|International Classification||F16B17/00, B23P11/00, B21K25/00, B21K1/76, G05G7/02, B60T7/02|
|Cooperative Classification||B21K1/766, Y10T74/2159, G05G7/02, F16B17/004, Y10T74/2151, Y10T74/2142, B60T7/02, Y10T29/49826, B23P11/005, B21K25/00|
|European Classification||B60T7/02, B23P11/00A, B21K25/00, F16B17/00B2, B21K1/76D, G05G7/02|
|Jun 24, 1996||AS||Assignment|
Owner name: CHARLES E. LAUE PATENT TRUST OF 7/15/94, ILLINOIS
Free format text: ASSIGNMENT OF ASSIGNORS INTEREST;ASSIGNOR:LAUE, CHARLES E.;REEL/FRAME:008000/0843
Effective date: 19960514
|Jul 14, 1998||FPAY||Fee payment|
Year of fee payment: 4
|Jan 22, 2003||REMI||Maintenance fee reminder mailed|
|Jul 7, 2003||LAPS||Lapse for failure to pay maintenance fees|

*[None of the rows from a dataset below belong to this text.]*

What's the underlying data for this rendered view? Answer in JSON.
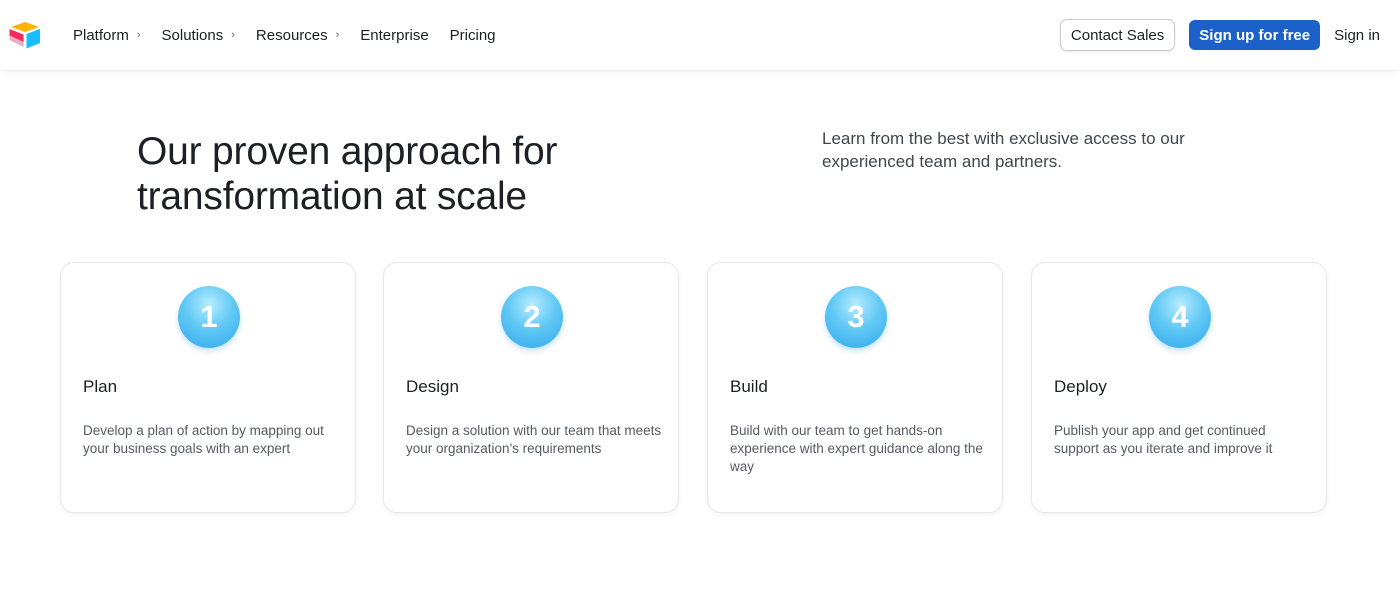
{
  "brand": {
    "logo_icon": "airtable-logo-icon",
    "colors": [
      "#fcb400",
      "#18bfff",
      "#f82b60"
    ]
  },
  "nav": {
    "items": [
      {
        "label": "Platform",
        "has_chevron": true
      },
      {
        "label": "Solutions",
        "has_chevron": true
      },
      {
        "label": "Resources",
        "has_chevron": true
      },
      {
        "label": "Enterprise",
        "has_chevron": false
      },
      {
        "label": "Pricing",
        "has_chevron": false
      }
    ],
    "chevron_glyph": "›"
  },
  "header_actions": {
    "contact_label": "Contact Sales",
    "signup_label": "Sign up for free",
    "signin_label": "Sign in",
    "accent_color": "#1b61c9"
  },
  "hero": {
    "title_line1": "Our proven approach for",
    "title_line2": "transformation at scale",
    "subtitle": "Learn from the best with exclusive access to our experienced team and partners."
  },
  "steps": [
    {
      "number": "1",
      "title": "Plan",
      "description": "Develop a plan of action by mapping out your business goals with an expert"
    },
    {
      "number": "2",
      "title": "Design",
      "description": "Design a solution with our team that meets your organization's requirements"
    },
    {
      "number": "3",
      "title": "Build",
      "description": "Build with our team to get hands-on experience with expert guidance along the way"
    },
    {
      "number": "4",
      "title": "Deploy",
      "description": "Publish your app and get continued support as you iterate and improve it"
    }
  ]
}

|Sep 2, 2003||FP||Expired due to failure to pay maintenance fee|
Effective date: 20030704